Historically, iambic pentameter is the workhorse of formal poetry (and that’s only one type of meter). Regular poetic meter is a pattern of a two-or-three-syllable units (feet) repeated in a line of verse. As with music, our ear likes the predictability of rhythm: if the beat is broken unexpectedly, the listener stumbles.
But human language does not follow metrical rules. If the poet plays the meter loosely to blend it with the natural cadence of speech, the line hooks the reader, whose brain (subliminally) can relate to familiar rhythms and expressions. It’s harder for the listener to get a foothold into a rigid monotonous line where the feet move in hypnotic lockstep. The goal is not to induce coma in the reader.

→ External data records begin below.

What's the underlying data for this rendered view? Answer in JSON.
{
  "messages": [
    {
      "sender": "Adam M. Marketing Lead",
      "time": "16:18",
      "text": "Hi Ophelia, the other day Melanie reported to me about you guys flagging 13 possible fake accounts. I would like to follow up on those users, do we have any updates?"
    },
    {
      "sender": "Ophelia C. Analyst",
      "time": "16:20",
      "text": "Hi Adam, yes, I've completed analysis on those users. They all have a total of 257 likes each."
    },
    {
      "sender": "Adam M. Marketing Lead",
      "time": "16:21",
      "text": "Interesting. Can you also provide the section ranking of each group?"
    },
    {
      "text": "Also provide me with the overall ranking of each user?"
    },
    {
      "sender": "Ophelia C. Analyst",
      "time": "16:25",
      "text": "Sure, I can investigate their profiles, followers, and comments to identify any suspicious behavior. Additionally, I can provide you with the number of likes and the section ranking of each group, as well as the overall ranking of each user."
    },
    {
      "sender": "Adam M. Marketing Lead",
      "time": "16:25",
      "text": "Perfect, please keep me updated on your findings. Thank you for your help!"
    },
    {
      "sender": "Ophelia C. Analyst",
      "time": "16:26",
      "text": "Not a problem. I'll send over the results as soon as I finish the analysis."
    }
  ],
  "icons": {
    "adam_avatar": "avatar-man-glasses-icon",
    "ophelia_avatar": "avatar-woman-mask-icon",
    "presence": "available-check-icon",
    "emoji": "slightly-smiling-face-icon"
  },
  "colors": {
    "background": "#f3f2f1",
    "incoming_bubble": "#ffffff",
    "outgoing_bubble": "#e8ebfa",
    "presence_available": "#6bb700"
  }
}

Meter is pliable—something for a poet to engineer, not follow slavishly. We’ll talk about how to bend it to your will.